Due to European competition rules, Germany needed EC authorisation to give this financial aid to companies to install the chargers.
“The measure has an ‘incentive effect’ as the beneficiaries would not carry out the relevant investments without the public support,” said the EC, adding that the funding programme would support its European Green Deal to achieve net zero greenhouse gas emissions by 2050.
Norway and Netherlands show importance of state aid
Germany’s investment follows the model adopted by Norway, Europe’s EV pioneer, where Enova, a Norwegian government body, had already funded 1,900 charging points as early as 2011. The Netherlands Government, too, has invested heavily to support EV chargers, giving companies generous writing down tax allowances – the country now has the highest density of EVs and chargers per 100km.
Fleet EV adoption
For pan-European fleet managers, however, widely differing national interest and investment in charging infrastructure makes continent-wide EV adoption difficult, if not impossible.
Figures from ACEA, the vehicle manufacturers’ association, revealed that half of the public EV chargers in the European Union are located in just two countries - the Netherlands and Germany.
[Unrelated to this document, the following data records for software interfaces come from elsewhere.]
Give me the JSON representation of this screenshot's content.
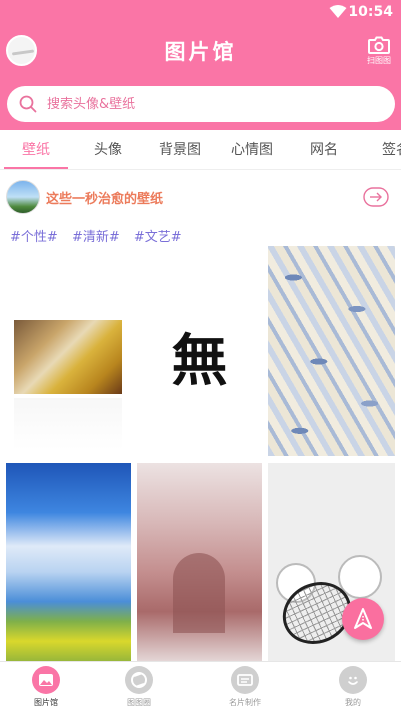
{
  "status_bar": {
    "time": "10:54"
  },
  "header": {
    "title": "图片馆",
    "camera_label": "扫图图",
    "accent_color": "#fa75a6"
  },
  "search": {
    "placeholder": "搜索头像&壁纸"
  },
  "tabs": [
    {
      "label": "壁纸",
      "active": true
    },
    {
      "label": "头像"
    },
    {
      "label": "背景图"
    },
    {
      "label": "心情图"
    },
    {
      "label": "网名"
    },
    {
      "label": "签名"
    }
  ],
  "banner": {
    "text": "这些一秒治愈的壁纸"
  },
  "tags": [
    "#个性#",
    "#清新#",
    "#文艺#"
  ],
  "grid": {
    "glyph_text": "無"
  },
  "bottom_nav": [
    {
      "label": "图片馆",
      "icon": "image-icon",
      "active": true
    },
    {
      "label": "图图圈",
      "icon": "aperture-icon"
    },
    {
      "label": "名片制作",
      "icon": "card-icon"
    },
    {
      "label": "我的",
      "icon": "smile-icon"
    }
  ]
}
While the Netherlands has 64.3 charge points per 100km and Germany has 25.8, major automotive markets like Spain and Poland have only 1.6 and 0.7 chargers per 100km respectively.
“In the Netherlands there is one charger for every 1.5km of road, while Poland – which is eight times bigger – has just one charger along every 150km,” said ACEA, adding that six EU countries do not have a single charge point per 100km of road.
LeasePlan shone a spotlight on these discrepancies in its EV Readiness Index, reporting that: “For the fifth year in a row, charging infrastructure is the bottleneck factor holding back the EV revolution.”
This reality on the ground is forcing fleets to pursue their decarbonisation agendas on a country-by-country, rather than continent-wide basis, until each nation has a comprehensive public charging network, said Maaike Hofwijk – van Hemmen, Fleet Manager Europe & NL for G4S.